You may need to do a little research to find a support group. Some support groups are listed online, such as at Birth Mom Buds,  or Meetup and meet in person at a specified location. You will likely need to reach out to the listed contact person to learn more about the times and location of the meetings. You may also be able to find online support groups, such as the one offered by Concerned United Parents , which utilizes message boards on a website to facilitate a support group instead of meeting in person. Others groups may also be created on social media sites, such as Facebook.

Which type of support you participate in (if you determine that this is a resource that you would like to use) can be affected by a number of factors. While all types of support groups will stress confidentiality, there may be an added layer of anonymity when participating online. You will have face to face contact with other individuals if you participate in a physical support group.  Additionally, you may want to consider the distance you may need to travel to attend an in-person support group, and the cost of travel.

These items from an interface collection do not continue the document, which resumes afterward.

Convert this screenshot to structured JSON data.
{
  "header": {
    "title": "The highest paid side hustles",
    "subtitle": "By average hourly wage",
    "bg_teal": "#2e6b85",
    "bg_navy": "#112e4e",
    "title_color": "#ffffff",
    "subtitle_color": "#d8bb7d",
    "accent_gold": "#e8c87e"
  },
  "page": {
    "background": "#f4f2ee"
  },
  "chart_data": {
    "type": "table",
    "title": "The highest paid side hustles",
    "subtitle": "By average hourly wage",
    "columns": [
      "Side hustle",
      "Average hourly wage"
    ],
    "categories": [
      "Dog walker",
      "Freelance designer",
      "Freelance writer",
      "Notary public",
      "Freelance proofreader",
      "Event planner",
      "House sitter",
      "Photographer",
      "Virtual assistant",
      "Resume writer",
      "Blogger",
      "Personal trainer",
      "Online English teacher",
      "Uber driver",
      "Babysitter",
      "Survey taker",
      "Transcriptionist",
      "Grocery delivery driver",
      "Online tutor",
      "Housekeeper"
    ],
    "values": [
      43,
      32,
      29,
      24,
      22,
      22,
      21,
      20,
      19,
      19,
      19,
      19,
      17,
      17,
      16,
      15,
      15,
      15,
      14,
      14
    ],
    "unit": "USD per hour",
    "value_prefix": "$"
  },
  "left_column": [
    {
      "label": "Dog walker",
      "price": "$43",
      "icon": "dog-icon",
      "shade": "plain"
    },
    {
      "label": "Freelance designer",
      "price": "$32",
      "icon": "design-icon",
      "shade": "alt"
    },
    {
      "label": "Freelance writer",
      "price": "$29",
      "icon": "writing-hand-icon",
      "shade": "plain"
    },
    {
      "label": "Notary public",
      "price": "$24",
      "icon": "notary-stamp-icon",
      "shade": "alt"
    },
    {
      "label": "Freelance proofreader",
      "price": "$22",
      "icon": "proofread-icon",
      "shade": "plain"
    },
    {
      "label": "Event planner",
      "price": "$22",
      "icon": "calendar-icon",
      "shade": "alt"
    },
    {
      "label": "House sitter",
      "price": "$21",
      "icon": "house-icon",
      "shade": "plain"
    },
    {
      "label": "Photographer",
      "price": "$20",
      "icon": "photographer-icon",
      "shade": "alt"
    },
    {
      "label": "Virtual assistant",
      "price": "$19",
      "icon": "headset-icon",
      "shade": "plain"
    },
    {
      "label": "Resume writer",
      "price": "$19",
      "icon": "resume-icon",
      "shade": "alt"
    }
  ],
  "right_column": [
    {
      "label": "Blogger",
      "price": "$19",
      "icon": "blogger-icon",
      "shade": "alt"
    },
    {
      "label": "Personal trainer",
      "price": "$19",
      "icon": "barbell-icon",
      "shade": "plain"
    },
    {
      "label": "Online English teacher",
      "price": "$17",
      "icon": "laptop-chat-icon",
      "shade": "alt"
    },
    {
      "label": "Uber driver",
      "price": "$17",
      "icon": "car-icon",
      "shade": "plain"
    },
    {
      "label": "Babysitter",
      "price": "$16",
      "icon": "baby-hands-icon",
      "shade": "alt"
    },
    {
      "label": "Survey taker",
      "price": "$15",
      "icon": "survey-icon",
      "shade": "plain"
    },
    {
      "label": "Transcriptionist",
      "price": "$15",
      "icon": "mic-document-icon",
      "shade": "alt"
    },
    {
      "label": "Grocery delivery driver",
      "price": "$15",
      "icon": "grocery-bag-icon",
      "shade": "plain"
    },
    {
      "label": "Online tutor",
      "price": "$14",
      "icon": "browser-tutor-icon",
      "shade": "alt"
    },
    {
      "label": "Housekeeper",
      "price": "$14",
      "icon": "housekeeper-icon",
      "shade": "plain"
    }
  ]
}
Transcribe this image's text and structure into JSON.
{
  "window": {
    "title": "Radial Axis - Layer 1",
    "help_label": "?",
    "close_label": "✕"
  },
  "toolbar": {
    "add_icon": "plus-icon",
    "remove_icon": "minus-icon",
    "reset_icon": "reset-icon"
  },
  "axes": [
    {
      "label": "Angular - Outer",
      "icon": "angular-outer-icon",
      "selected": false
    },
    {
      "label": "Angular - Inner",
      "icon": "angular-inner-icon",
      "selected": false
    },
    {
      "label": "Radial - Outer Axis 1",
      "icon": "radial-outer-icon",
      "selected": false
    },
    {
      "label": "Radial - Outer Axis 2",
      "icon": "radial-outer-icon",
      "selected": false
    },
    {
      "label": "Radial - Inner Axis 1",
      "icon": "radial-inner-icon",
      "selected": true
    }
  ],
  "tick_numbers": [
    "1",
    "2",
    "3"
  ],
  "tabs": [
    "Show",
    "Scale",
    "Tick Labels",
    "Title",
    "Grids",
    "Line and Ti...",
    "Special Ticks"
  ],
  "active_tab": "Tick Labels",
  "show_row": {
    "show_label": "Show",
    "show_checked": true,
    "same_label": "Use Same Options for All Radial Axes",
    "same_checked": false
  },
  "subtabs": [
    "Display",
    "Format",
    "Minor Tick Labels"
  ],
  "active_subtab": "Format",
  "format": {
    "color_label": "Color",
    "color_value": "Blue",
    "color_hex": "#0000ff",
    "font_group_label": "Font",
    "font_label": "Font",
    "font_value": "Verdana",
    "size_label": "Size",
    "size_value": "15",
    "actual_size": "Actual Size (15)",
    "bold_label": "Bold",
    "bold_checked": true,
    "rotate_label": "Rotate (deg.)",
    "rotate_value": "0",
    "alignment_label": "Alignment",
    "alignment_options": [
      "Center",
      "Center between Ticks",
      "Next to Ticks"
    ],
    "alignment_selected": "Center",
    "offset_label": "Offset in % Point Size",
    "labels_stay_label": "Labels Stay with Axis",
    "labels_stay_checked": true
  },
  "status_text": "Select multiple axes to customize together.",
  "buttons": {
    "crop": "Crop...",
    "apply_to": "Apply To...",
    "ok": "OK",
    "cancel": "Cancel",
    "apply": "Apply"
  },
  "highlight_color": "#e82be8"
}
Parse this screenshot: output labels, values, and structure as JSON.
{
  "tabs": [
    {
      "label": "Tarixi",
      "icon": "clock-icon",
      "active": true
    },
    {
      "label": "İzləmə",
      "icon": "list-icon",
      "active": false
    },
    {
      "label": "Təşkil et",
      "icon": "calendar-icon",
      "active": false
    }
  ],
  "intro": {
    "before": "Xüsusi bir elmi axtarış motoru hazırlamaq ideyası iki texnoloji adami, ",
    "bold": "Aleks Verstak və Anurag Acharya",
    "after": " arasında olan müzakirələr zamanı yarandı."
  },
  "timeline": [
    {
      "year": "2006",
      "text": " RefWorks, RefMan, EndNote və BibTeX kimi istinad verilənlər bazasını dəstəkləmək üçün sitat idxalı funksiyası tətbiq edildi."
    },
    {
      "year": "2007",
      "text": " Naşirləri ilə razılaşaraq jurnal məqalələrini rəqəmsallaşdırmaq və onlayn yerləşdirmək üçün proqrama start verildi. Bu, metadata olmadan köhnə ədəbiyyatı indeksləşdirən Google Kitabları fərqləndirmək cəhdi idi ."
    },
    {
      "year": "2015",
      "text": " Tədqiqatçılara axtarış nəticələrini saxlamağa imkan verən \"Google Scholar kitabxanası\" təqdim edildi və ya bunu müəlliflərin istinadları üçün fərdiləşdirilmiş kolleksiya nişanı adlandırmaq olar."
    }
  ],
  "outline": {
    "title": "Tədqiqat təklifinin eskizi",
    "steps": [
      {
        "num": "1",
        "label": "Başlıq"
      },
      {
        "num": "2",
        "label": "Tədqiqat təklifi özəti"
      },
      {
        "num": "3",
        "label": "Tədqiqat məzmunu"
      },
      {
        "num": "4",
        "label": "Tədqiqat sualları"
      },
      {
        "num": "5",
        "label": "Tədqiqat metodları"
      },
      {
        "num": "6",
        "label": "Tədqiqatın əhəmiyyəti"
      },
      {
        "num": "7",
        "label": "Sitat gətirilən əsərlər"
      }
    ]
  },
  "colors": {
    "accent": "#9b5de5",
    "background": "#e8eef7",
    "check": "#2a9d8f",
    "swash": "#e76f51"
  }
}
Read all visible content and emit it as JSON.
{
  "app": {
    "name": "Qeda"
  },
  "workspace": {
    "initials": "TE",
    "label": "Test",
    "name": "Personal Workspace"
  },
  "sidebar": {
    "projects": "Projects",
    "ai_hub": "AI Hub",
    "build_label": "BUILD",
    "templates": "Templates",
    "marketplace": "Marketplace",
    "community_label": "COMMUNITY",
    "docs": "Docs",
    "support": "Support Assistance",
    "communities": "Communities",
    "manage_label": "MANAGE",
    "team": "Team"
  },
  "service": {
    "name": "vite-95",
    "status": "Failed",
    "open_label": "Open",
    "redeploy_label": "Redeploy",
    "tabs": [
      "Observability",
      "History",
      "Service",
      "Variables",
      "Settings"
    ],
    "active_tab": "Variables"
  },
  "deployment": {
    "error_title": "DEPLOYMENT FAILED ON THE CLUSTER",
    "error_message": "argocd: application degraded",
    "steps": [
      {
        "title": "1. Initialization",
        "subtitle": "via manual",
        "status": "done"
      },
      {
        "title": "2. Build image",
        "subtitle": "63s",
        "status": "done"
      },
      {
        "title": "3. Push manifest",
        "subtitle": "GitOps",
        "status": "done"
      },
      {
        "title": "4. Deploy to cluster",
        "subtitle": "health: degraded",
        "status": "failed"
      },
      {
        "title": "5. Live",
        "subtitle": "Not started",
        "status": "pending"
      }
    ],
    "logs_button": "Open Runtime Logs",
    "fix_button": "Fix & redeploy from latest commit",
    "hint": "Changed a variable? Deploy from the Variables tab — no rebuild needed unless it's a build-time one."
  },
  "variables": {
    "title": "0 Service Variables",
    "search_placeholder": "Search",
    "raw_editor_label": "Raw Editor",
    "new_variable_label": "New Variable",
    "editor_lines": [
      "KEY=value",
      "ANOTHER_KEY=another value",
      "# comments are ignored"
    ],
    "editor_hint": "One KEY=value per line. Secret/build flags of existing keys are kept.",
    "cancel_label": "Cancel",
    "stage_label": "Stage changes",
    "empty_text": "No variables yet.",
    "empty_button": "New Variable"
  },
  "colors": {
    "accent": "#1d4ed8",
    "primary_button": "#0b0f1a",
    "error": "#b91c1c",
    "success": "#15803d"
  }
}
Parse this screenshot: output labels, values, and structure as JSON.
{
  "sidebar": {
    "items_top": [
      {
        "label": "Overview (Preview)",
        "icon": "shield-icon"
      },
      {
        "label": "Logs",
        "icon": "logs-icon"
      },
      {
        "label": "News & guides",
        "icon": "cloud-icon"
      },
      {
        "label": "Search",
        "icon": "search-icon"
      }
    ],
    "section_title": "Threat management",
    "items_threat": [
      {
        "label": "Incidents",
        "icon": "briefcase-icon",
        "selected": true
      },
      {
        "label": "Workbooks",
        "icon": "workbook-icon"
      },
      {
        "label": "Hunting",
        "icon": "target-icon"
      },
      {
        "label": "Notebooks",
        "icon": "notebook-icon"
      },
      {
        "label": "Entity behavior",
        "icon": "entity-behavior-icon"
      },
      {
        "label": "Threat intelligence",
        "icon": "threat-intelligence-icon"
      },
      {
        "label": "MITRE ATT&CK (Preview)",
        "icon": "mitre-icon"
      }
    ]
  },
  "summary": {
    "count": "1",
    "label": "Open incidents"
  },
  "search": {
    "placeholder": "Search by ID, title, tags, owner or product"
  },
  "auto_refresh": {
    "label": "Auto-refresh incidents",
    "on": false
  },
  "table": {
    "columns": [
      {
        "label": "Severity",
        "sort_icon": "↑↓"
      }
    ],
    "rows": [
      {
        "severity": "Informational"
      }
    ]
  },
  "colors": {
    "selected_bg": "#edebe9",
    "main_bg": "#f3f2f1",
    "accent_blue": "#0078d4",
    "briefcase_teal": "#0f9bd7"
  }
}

If a group support option doesn't feel like a good fit, but you feel that you would like additional support, you could also consider individual counseling with a therapist that specializes in adoption issues.

Alliance for Children adoption services